### TASK DETAILS
Whenever a line below holds the word "this", copy that line.

Page and application data records:

· · · · · · ·

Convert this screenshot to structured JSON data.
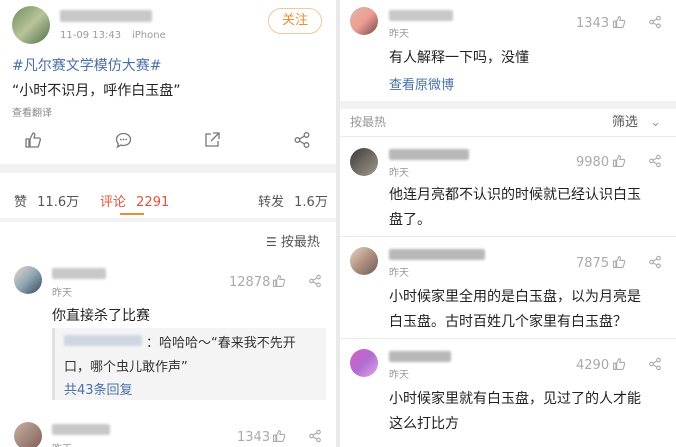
{
  "post": {
    "timestamp": "11-09 13:43",
    "device": "iPhone",
    "follow_label": "关注",
    "hashtag": "#凡尔赛文学模仿大赛#",
    "content": "“小时不识月，呼作白玉盘”",
    "translate_label": "查看翻译",
    "stats": {
      "likes_label": "赞",
      "likes_count": "11.6万",
      "comments_label": "评论",
      "comments_count": "2291",
      "reposts_label": "转发",
      "reposts_count": "1.6万"
    },
    "sort_label": "按最热"
  },
  "left_comments": [
    {
      "time": "昨天",
      "likes": "12878",
      "text": "你直接杀了比赛",
      "reply_text_line1": "：哈哈哈～“春来我不先开",
      "reply_text_line2": "口，哪个虫儿敢作声”",
      "reply_count_label": "共43条回复"
    },
    {
      "time": "昨天",
      "likes": "1343"
    }
  ],
  "right_top": {
    "time": "昨天",
    "likes": "1343",
    "text": "有人解释一下吗，没懂",
    "view_original_label": "查看原微博"
  },
  "right_section": {
    "title": "按最热",
    "filter_label": "筛选"
  },
  "right_comments": [
    {
      "time": "昨天",
      "likes": "9980",
      "line1": "他连月亮都不认识的时候就已经认识白玉",
      "line2": "盘了。"
    },
    {
      "time": "昨天",
      "likes": "7875",
      "line1": "小时候家里全用的是白玉盘，以为月亮是",
      "line2": "白玉盘。古时百姓几个家里有白玉盘？"
    },
    {
      "time": "昨天",
      "likes": "4290",
      "line1": "小时候家里就有白玉盘，见过了的人才能",
      "line2": "这么打比方"
    }
  ],
  "colors": {
    "accent_orange": "#f08c2e",
    "comment_red": "#e2533d",
    "link_blue": "#4a6fa5"
  }
}
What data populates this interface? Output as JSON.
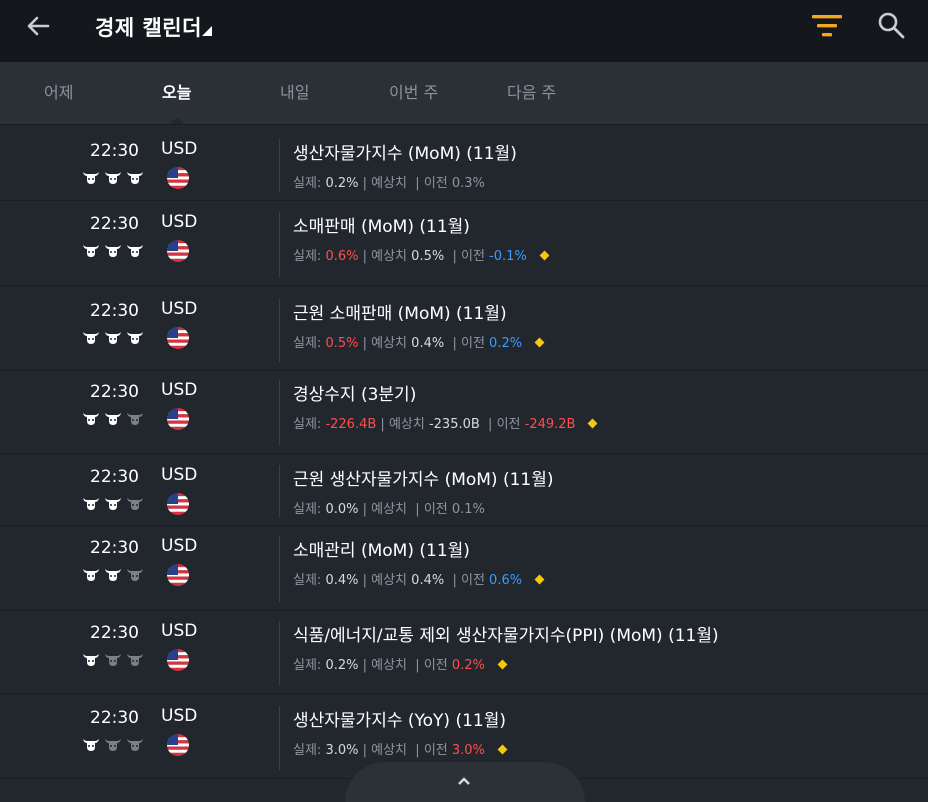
{
  "header": {
    "title": "경제 캘린더",
    "accent_color": "#f5a623",
    "icons": [
      "back-arrow-icon",
      "caret-icon",
      "filter-icon",
      "search-icon"
    ]
  },
  "tabs": [
    {
      "label": "어제",
      "active": false
    },
    {
      "label": "오늘",
      "active": true
    },
    {
      "label": "내일",
      "active": false
    },
    {
      "label": "이번 주",
      "active": false
    },
    {
      "label": "다음 주",
      "active": false
    }
  ],
  "labels": {
    "actual": "실제:",
    "forecast": "예상치",
    "previous": "이전"
  },
  "events": [
    {
      "time": "22:30",
      "currency": "USD",
      "importance": 3,
      "title": "생산자물가지수 (MoM) (11월)",
      "actual": "0.2%",
      "actual_color": "white",
      "forecast": "",
      "previous": "0.3%",
      "previous_color": "grey",
      "diamond": false
    },
    {
      "time": "22:30",
      "currency": "USD",
      "importance": 3,
      "title": "소매판매 (MoM) (11월)",
      "actual": "0.6%",
      "actual_color": "red",
      "forecast": "0.5%",
      "previous": "-0.1%",
      "previous_color": "blue",
      "diamond": true
    },
    {
      "time": "22:30",
      "currency": "USD",
      "importance": 3,
      "title": "근원 소매판매 (MoM) (11월)",
      "actual": "0.5%",
      "actual_color": "red",
      "forecast": "0.4%",
      "previous": "0.2%",
      "previous_color": "blue",
      "diamond": true
    },
    {
      "time": "22:30",
      "currency": "USD",
      "importance": 2,
      "title": "경상수지 (3분기)",
      "actual": "-226.4B",
      "actual_color": "red",
      "forecast": "-235.0B",
      "previous": "-249.2B",
      "previous_color": "red",
      "diamond": true
    },
    {
      "time": "22:30",
      "currency": "USD",
      "importance": 2,
      "title": "근원 생산자물가지수 (MoM) (11월)",
      "actual": "0.0%",
      "actual_color": "white",
      "forecast": "",
      "previous": "0.1%",
      "previous_color": "grey",
      "diamond": false
    },
    {
      "time": "22:30",
      "currency": "USD",
      "importance": 2,
      "title": "소매관리 (MoM) (11월)",
      "actual": "0.4%",
      "actual_color": "white",
      "forecast": "0.4%",
      "previous": "0.6%",
      "previous_color": "blue",
      "diamond": true
    },
    {
      "time": "22:30",
      "currency": "USD",
      "importance": 1,
      "title": "식품/에너지/교통 제외 생산자물가지수(PPI) (MoM) (11월)",
      "actual": "0.2%",
      "actual_color": "white",
      "forecast": "",
      "previous": "0.2%",
      "previous_color": "red",
      "diamond": true
    },
    {
      "time": "22:30",
      "currency": "USD",
      "importance": 1,
      "title": "생산자물가지수 (YoY) (11월)",
      "actual": "3.0%",
      "actual_color": "white",
      "forecast": "",
      "previous": "3.0%",
      "previous_color": "red",
      "diamond": true
    }
  ]
}
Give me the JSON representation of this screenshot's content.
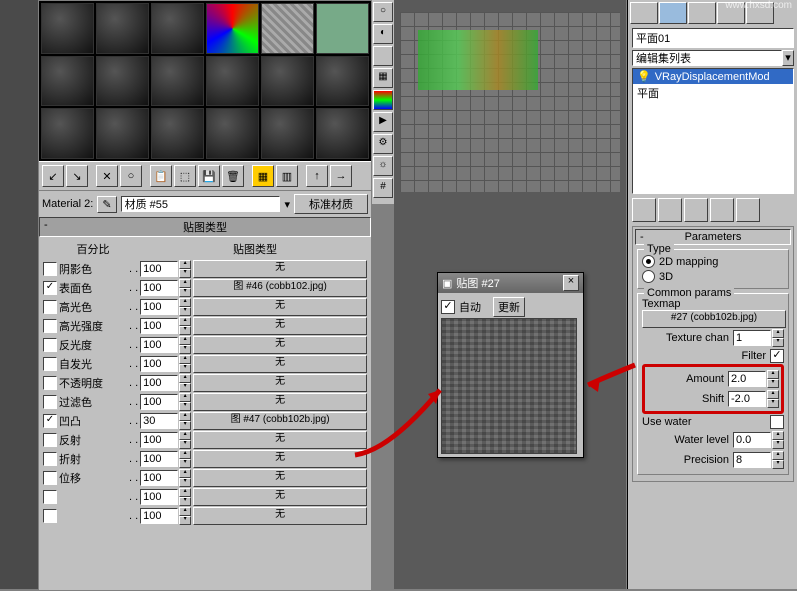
{
  "material_editor": {
    "name_label": "Material 2:",
    "name_value": "材质 #55",
    "type_btn": "标准材质",
    "dropdown_icon": "▾",
    "rollout_title": "贴图类型",
    "col_percent": "百分比",
    "col_type": "贴图类型",
    "none": "无",
    "rows": [
      {
        "chk": false,
        "label": "阴影色",
        "val": "100",
        "slot": "无"
      },
      {
        "chk": true,
        "label": "表面色",
        "val": "100",
        "slot": "图 #46 (cobb102.jpg)"
      },
      {
        "chk": false,
        "label": "高光色",
        "val": "100",
        "slot": "无"
      },
      {
        "chk": false,
        "label": "高光强度",
        "val": "100",
        "slot": "无"
      },
      {
        "chk": false,
        "label": "反光度",
        "val": "100",
        "slot": "无"
      },
      {
        "chk": false,
        "label": "自发光",
        "val": "100",
        "slot": "无"
      },
      {
        "chk": false,
        "label": "不透明度",
        "val": "100",
        "slot": "无"
      },
      {
        "chk": false,
        "label": "过滤色",
        "val": "100",
        "slot": "无"
      },
      {
        "chk": true,
        "label": "凹凸",
        "val": "30",
        "slot": "图 #47 (cobb102b.jpg)"
      },
      {
        "chk": false,
        "label": "反射",
        "val": "100",
        "slot": "无"
      },
      {
        "chk": false,
        "label": "折射",
        "val": "100",
        "slot": "无"
      },
      {
        "chk": false,
        "label": "位移",
        "val": "100",
        "slot": "无"
      },
      {
        "chk": false,
        "label": "",
        "val": "100",
        "slot": "无"
      },
      {
        "chk": false,
        "label": "",
        "val": "100",
        "slot": "无"
      }
    ]
  },
  "floating": {
    "title": "贴图 #27",
    "auto": "自动",
    "refresh": "更新",
    "close": "×"
  },
  "right": {
    "obj_name": "平面01",
    "mod_list_label": "编辑集列表",
    "stack": [
      {
        "icon": "💡",
        "label": "VRayDisplacementMod",
        "sel": true
      },
      {
        "icon": "",
        "label": "平面",
        "sel": false
      }
    ],
    "params_title": "Parameters",
    "type_group": "Type",
    "type_2d": "2D mapping",
    "type_3d": "3D",
    "common_group": "Common params",
    "texmap": "Texmap",
    "texmap_slot": "#27 (cobb102b.jpg)",
    "texchan": "Texture chan",
    "texchan_val": "1",
    "filter": "Filter",
    "amount": "Amount",
    "amount_val": "2.0",
    "shift": "Shift",
    "shift_val": "-2.0",
    "use_water": "Use water",
    "water_level": "Water level",
    "water_val": "0.0",
    "precision": "Precision",
    "precision_val": "8"
  },
  "watermark_url": "www.hxsd.com"
}
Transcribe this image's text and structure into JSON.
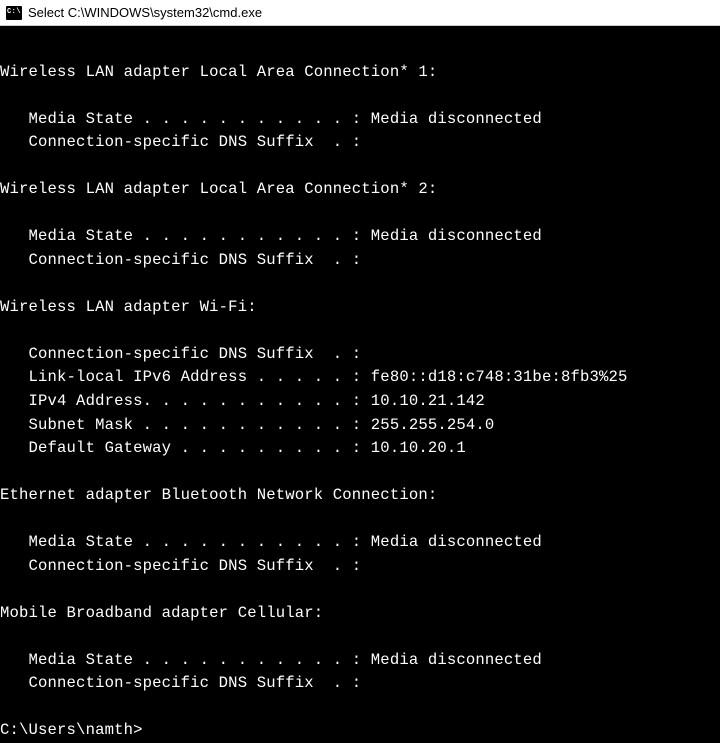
{
  "titlebar": {
    "icon_label": "C:\\",
    "title": "Select C:\\WINDOWS\\system32\\cmd.exe"
  },
  "adapters": [
    {
      "name": "Wireless LAN adapter Local Area Connection* 1:",
      "fields": [
        {
          "label": "Media State . . . . . . . . . . .",
          "value": "Media disconnected"
        },
        {
          "label": "Connection-specific DNS Suffix  .",
          "value": ""
        }
      ]
    },
    {
      "name": "Wireless LAN adapter Local Area Connection* 2:",
      "fields": [
        {
          "label": "Media State . . . . . . . . . . .",
          "value": "Media disconnected"
        },
        {
          "label": "Connection-specific DNS Suffix  .",
          "value": ""
        }
      ]
    },
    {
      "name": "Wireless LAN adapter Wi-Fi:",
      "fields": [
        {
          "label": "Connection-specific DNS Suffix  .",
          "value": ""
        },
        {
          "label": "Link-local IPv6 Address . . . . .",
          "value": "fe80::d18:c748:31be:8fb3%25"
        },
        {
          "label": "IPv4 Address. . . . . . . . . . .",
          "value": "10.10.21.142"
        },
        {
          "label": "Subnet Mask . . . . . . . . . . .",
          "value": "255.255.254.0"
        },
        {
          "label": "Default Gateway . . . . . . . . .",
          "value": "10.10.20.1"
        }
      ]
    },
    {
      "name": "Ethernet adapter Bluetooth Network Connection:",
      "fields": [
        {
          "label": "Media State . . . . . . . . . . .",
          "value": "Media disconnected"
        },
        {
          "label": "Connection-specific DNS Suffix  .",
          "value": ""
        }
      ]
    },
    {
      "name": "Mobile Broadband adapter Cellular:",
      "fields": [
        {
          "label": "Media State . . . . . . . . . . .",
          "value": "Media disconnected"
        },
        {
          "label": "Connection-specific DNS Suffix  .",
          "value": ""
        }
      ]
    }
  ],
  "prompt": "C:\\Users\\namth>"
}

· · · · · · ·

### TASK RESULT
Convert this screenshot to structured JSON data.
What data populates this interface? Output as JSON.
Give me the JSON representation of this screenshot's content.
Transcribe this image's text and structure into JSON.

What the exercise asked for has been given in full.